  2. Regular credit cards may allow you to use an existing low APR card or a new card with a 0% introductory period. If the card has reasonable interest rates (10% or less), this can be an affordable way to finance the surgery while building your credit. But, a large purchase can tie up your credit line and lower your credit score while you are paying it off. Be sure to pay off the balance before the introductory rate expires!
  3. Health care or medical credit cards come with attractive 0% promotions, and some can have reasonable interest rates and payment plans. But, many of these health care card lenders have been deemed predatory, applying interest retroactively and 30% APR in cases of missed payments. Be sure to research the card and read the fine print!
  4. Loans from family and friends may be your only option if you can’t get credit elsewhere. Terms may be excellent and flexible! But, you may jeopardize a relationship if you don’t pay interest and if you default on your agreement. So, think twice and reconsider whether cosmetic surgery and/or aesthetic beauty procedures are really within your financial reach.
  5. Bank loans may be an option. Interest rates can be similar to those on credit cards and loans tend to be fixed with set payment terms. In addition, these can boost your credit rating provided you make payments on time and in full. Secured loans may have lower interest rates: but, beware of unsecured loans which can have variable and high interest rates.
  6. Unsecured medical loans can be in the form of personal loans or credit cards, brokered through third parties like doctors or brokers. This is a good option for those with a low credit score who can’t find alternate sources of financing. However, always read the fine print because loans must often be co-signed and the interest rates can be high or balloon after an attractive introductory offer.

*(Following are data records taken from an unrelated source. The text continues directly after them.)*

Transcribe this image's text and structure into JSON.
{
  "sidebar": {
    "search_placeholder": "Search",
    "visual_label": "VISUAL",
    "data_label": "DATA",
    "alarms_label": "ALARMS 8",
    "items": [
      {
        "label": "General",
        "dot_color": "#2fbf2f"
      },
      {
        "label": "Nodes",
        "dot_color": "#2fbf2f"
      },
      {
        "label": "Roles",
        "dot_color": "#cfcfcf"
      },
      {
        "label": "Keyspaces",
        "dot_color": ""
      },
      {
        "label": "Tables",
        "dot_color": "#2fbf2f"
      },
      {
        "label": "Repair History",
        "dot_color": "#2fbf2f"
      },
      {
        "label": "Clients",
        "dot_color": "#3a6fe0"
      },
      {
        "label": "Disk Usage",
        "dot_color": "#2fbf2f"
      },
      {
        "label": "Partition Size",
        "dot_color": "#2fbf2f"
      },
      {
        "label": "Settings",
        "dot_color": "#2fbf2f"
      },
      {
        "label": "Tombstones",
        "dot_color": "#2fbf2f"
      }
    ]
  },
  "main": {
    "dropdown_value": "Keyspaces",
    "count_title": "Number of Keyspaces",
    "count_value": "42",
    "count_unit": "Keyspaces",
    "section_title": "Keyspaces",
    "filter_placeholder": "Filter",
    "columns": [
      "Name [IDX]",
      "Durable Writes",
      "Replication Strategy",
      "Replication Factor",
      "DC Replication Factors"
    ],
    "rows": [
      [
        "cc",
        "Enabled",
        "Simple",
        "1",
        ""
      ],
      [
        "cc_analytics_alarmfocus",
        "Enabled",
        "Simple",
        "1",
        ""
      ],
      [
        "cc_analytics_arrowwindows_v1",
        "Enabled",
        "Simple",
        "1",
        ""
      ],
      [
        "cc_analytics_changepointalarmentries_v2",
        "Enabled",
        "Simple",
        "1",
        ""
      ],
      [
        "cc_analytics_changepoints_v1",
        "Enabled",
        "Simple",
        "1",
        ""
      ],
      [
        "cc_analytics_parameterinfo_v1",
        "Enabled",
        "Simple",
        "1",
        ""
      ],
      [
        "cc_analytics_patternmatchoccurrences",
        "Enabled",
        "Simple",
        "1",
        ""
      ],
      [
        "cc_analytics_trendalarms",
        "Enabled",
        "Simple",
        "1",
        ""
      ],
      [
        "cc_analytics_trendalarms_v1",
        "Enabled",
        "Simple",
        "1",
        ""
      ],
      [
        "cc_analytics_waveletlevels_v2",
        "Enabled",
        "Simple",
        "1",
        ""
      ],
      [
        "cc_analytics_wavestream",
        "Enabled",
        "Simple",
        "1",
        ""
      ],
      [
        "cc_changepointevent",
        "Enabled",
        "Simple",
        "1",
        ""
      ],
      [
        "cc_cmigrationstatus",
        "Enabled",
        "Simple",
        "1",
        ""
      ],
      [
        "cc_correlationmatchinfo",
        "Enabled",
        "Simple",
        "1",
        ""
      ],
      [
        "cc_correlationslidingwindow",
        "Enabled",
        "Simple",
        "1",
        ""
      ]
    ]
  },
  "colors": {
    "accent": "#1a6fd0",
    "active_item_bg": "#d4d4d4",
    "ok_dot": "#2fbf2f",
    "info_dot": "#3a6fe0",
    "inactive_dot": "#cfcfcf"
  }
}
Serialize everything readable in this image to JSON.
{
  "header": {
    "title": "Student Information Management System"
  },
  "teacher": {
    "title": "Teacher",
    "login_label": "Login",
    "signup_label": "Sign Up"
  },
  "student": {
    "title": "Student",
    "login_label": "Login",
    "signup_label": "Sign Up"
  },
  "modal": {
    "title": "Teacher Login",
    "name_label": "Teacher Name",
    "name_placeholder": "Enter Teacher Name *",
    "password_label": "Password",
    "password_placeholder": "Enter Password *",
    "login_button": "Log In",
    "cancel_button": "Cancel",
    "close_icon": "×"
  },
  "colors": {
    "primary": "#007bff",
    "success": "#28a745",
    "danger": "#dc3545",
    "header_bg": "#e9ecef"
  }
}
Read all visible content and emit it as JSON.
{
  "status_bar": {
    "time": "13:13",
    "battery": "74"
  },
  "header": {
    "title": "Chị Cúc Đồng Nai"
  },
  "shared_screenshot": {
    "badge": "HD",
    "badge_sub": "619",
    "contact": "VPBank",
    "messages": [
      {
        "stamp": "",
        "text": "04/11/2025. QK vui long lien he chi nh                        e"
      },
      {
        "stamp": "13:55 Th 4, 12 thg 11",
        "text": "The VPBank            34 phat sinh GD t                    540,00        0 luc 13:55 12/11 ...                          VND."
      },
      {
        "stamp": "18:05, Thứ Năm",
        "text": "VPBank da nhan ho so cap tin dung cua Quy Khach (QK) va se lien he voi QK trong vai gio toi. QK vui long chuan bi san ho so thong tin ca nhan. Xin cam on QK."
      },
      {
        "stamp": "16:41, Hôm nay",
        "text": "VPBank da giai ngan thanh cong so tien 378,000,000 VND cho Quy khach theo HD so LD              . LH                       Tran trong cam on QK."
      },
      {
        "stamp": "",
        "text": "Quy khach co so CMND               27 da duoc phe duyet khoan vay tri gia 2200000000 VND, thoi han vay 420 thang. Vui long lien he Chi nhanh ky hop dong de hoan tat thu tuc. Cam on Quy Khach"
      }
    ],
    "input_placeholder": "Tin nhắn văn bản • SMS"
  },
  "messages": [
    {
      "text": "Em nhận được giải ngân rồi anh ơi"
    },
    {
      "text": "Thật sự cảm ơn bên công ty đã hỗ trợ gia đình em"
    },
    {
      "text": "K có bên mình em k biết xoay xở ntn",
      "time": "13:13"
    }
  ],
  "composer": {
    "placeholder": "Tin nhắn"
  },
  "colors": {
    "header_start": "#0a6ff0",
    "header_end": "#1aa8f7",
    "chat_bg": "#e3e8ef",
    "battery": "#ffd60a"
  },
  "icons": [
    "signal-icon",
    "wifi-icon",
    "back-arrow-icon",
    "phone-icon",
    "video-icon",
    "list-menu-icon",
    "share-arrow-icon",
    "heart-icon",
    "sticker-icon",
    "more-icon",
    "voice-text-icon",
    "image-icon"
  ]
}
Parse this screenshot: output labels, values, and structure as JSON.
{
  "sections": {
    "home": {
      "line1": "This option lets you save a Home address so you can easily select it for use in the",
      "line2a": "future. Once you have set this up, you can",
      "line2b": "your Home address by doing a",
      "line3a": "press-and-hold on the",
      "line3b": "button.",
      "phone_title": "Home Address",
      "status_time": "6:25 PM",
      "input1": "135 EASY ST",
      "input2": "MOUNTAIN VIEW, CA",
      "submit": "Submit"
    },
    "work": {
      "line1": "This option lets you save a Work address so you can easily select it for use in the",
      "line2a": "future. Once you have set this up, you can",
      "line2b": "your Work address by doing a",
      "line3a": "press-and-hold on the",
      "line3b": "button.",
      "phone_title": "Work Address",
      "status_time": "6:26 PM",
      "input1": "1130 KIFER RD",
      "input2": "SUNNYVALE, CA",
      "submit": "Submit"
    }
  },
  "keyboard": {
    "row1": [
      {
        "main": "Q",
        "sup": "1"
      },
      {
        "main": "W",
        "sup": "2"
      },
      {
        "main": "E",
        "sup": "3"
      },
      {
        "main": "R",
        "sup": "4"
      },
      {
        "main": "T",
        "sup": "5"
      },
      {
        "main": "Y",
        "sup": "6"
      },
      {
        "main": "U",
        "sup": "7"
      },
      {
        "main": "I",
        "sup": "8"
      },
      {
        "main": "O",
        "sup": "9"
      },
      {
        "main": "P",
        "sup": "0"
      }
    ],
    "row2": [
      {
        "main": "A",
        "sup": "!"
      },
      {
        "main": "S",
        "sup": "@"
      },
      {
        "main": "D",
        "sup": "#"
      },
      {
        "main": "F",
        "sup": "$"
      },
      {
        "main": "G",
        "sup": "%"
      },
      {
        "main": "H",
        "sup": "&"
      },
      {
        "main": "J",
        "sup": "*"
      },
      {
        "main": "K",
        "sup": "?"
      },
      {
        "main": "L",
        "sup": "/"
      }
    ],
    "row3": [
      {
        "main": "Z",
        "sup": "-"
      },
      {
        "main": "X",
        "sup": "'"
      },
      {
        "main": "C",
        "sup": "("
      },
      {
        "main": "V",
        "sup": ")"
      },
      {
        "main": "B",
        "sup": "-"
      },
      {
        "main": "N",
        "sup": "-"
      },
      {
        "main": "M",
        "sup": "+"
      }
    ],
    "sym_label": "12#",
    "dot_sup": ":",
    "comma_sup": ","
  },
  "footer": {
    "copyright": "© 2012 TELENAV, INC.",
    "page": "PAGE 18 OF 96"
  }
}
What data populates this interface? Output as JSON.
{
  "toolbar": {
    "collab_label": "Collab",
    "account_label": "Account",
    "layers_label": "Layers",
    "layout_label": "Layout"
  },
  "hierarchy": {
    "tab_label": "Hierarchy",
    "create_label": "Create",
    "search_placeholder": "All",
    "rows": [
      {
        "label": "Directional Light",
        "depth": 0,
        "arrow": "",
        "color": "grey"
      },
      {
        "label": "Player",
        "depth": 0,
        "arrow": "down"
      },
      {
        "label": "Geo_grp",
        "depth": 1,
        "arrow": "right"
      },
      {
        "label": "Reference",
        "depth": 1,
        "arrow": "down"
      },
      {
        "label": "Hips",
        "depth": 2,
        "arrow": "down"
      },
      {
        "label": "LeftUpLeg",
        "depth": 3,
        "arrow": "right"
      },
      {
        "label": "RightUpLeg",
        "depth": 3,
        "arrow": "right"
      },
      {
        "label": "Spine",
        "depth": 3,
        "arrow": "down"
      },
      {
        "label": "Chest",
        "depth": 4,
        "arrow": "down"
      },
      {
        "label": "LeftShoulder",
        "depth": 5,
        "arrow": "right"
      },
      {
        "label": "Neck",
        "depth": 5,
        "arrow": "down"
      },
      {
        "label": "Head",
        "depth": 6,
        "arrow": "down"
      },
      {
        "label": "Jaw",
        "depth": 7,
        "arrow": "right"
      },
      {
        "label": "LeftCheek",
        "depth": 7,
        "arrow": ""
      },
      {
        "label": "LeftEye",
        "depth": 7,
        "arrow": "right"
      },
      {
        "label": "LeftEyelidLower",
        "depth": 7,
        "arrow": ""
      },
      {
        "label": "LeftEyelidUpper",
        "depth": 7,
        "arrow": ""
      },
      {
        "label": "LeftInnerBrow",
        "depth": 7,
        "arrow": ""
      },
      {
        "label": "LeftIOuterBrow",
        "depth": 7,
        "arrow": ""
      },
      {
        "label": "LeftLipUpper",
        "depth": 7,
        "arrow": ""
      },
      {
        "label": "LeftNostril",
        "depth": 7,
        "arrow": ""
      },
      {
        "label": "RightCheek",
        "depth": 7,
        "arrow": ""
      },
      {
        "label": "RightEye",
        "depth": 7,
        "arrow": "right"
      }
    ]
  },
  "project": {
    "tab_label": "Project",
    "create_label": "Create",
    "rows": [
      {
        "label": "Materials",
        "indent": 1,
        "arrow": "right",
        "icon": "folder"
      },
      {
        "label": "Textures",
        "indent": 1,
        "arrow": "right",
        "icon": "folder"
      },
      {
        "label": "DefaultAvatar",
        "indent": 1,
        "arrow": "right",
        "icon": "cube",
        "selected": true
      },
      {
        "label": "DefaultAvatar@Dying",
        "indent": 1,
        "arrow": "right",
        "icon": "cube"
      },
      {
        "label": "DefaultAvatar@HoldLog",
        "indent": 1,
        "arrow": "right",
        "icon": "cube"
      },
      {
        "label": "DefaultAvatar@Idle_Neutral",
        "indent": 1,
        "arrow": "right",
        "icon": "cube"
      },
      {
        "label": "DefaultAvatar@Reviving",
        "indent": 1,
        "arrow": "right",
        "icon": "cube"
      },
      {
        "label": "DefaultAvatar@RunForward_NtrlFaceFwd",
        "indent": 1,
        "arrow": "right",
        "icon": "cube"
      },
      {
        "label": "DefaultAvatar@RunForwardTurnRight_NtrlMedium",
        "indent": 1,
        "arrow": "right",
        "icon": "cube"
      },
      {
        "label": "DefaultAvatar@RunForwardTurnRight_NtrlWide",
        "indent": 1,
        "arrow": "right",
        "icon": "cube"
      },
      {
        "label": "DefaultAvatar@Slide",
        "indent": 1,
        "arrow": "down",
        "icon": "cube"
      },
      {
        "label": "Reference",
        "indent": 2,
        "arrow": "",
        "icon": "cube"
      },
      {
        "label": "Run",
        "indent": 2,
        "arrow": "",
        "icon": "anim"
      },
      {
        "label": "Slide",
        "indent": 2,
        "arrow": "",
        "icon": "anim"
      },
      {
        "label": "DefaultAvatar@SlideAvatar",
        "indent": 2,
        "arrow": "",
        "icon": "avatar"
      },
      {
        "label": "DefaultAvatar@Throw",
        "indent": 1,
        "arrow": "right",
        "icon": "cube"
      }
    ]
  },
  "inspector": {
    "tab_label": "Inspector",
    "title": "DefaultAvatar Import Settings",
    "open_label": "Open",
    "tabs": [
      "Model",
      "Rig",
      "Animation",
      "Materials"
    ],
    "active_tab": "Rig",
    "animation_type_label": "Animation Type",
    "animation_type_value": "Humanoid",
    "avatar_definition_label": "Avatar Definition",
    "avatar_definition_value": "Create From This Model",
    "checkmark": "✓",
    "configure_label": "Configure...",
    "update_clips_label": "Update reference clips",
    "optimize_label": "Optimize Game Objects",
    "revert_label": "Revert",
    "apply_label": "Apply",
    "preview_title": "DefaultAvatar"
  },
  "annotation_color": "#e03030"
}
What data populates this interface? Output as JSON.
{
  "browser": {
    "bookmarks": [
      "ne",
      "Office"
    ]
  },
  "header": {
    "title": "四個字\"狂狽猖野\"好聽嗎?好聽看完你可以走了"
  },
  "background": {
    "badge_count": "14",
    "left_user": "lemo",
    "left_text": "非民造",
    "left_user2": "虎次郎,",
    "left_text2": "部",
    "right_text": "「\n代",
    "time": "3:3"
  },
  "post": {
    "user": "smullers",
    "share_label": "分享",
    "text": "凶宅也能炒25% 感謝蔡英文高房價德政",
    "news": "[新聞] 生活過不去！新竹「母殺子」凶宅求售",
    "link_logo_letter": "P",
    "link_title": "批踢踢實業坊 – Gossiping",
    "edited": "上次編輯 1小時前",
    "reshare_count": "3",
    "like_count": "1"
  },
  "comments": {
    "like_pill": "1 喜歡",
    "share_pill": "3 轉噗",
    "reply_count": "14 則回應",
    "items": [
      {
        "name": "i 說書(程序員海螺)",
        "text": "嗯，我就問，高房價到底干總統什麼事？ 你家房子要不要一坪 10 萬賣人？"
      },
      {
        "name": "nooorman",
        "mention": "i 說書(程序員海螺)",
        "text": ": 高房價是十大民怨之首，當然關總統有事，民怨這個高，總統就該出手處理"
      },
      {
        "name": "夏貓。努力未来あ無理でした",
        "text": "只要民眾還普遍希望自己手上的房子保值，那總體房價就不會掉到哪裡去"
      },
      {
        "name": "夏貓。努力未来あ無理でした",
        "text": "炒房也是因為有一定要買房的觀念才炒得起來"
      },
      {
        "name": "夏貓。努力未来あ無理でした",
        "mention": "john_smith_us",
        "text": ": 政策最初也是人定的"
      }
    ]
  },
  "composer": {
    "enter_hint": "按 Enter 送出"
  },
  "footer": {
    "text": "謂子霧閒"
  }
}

  7. Home equity loans and lines of credit are loans against the equity of your house with interest assessed at current mortgage rates. These can be easy to obtain and affordable when mortgage rates are low. In addition, the interest is tax-deductible for most people. But, when the job and/or housing market is poor, you could be forced to sell your home, causing many folks to get into financial trouble. This type of loan is best considered as a last option.
  8. 401K loans allow participants to borrow up to 50% of the vested balance. Repayments are automatically deducted from your paycheck over the course of up to five years. With no impact on your credit rates, and low interest fees, you may be tempted to take out a 401K loan, but know that you will then repay the loan with taxed money. And, because you will ultimately withdraw the money in retirement and pay taxes then, you will (in effect) be paying double taxes. In addition, your plan may not allow you to make contributions while you’re paying off the loan, causing you to possibly lose out on tax benefits and asset growth during the repayment period. Finally, if you are under 59 1/2 years old, and you leave your job, you will suffer a 10% penalty.

BOTTOM LINE: Before you opt for a cosmetic surgery or an aesthetic beauty procedure, be certain that it is something that you realistically can afford!